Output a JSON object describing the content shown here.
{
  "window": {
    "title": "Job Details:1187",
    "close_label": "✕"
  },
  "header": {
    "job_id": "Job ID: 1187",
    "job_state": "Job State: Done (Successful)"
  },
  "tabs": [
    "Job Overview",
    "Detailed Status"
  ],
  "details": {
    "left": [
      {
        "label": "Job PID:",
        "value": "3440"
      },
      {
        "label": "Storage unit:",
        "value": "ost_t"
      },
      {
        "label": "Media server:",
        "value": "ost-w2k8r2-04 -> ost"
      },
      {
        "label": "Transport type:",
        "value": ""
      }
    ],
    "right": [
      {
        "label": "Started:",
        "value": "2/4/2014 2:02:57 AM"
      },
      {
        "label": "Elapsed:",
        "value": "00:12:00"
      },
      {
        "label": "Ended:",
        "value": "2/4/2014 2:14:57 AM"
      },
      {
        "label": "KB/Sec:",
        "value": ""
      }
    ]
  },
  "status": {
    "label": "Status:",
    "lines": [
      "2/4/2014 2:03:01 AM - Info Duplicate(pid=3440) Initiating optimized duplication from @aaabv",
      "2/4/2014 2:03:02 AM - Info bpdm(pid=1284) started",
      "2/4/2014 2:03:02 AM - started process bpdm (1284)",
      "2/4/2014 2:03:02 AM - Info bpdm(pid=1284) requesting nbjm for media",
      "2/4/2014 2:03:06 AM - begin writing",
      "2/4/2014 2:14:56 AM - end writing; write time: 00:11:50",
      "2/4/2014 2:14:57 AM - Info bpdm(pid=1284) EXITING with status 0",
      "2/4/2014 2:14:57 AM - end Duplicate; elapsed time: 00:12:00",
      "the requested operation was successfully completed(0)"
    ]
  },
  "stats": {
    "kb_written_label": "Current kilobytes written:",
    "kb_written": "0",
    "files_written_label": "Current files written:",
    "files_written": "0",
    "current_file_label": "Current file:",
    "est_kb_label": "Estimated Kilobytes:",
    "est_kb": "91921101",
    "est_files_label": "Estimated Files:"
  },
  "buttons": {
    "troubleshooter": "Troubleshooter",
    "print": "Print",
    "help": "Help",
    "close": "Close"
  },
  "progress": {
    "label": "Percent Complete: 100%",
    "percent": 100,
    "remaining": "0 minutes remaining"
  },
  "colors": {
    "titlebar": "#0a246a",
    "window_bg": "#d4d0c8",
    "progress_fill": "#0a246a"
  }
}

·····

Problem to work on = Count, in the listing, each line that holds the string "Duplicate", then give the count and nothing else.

Your solution = 2